**WHAT IS NEEDED**
Search the records for the word "label". Copy every line where it appears.

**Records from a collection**
——————————

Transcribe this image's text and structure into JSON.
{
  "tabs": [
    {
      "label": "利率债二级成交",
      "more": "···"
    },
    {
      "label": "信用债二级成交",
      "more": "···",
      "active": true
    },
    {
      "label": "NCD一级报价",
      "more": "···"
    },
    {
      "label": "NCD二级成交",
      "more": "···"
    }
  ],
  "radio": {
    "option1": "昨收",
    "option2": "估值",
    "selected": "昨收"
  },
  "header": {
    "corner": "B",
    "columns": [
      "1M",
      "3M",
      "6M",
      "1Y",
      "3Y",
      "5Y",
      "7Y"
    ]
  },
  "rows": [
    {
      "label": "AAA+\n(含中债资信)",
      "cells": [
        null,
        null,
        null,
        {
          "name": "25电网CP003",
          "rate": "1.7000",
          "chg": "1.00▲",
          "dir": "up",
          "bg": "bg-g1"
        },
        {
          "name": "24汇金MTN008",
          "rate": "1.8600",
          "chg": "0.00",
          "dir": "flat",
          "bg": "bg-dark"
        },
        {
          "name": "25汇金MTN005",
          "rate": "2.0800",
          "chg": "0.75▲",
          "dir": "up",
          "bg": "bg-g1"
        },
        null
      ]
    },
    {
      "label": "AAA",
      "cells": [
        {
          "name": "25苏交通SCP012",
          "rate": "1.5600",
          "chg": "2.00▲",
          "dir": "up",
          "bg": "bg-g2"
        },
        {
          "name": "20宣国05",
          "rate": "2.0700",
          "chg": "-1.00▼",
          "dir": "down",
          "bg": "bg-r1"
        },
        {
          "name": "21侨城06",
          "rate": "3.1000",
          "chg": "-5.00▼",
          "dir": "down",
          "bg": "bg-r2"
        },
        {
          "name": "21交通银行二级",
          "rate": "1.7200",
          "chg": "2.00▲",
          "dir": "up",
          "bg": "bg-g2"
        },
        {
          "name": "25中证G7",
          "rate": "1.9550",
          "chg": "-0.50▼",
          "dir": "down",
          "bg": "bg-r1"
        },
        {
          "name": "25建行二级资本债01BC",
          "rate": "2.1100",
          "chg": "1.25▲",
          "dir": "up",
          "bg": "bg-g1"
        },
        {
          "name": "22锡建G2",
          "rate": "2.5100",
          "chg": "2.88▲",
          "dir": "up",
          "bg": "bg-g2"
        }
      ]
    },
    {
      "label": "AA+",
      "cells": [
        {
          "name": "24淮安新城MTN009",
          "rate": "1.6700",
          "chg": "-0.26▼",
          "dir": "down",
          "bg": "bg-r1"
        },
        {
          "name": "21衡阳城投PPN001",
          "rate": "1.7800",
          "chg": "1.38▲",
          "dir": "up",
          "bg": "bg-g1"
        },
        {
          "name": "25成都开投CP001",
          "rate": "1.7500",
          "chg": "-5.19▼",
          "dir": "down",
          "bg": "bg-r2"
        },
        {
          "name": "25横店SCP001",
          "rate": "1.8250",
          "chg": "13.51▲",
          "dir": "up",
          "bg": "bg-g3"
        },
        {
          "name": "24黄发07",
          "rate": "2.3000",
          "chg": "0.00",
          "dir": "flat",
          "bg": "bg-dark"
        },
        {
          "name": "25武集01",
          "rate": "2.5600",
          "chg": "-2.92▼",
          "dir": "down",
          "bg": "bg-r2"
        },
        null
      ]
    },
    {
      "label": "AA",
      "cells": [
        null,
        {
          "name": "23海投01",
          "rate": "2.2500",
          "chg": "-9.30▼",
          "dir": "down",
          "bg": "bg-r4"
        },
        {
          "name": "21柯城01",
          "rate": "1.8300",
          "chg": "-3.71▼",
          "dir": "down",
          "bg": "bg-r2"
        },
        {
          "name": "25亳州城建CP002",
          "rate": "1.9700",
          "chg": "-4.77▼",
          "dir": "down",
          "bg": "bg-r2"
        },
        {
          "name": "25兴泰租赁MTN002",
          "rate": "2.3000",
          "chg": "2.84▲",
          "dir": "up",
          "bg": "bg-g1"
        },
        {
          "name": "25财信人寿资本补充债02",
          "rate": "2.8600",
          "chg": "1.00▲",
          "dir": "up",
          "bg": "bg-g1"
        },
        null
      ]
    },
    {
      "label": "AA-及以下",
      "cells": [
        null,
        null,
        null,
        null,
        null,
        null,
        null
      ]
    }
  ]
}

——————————

**TASK RESPONSE**
      "label": "利率债二级成交",
      "label": "信用债二级成交",
      "label": "NCD一级报价",
      "label": "NCD二级成交",
      "label": "AAA+\n(含中债资信)",
      "label": "AAA",
      "label": "AA+",
      "label": "AA",
      "label": "AA-及以下",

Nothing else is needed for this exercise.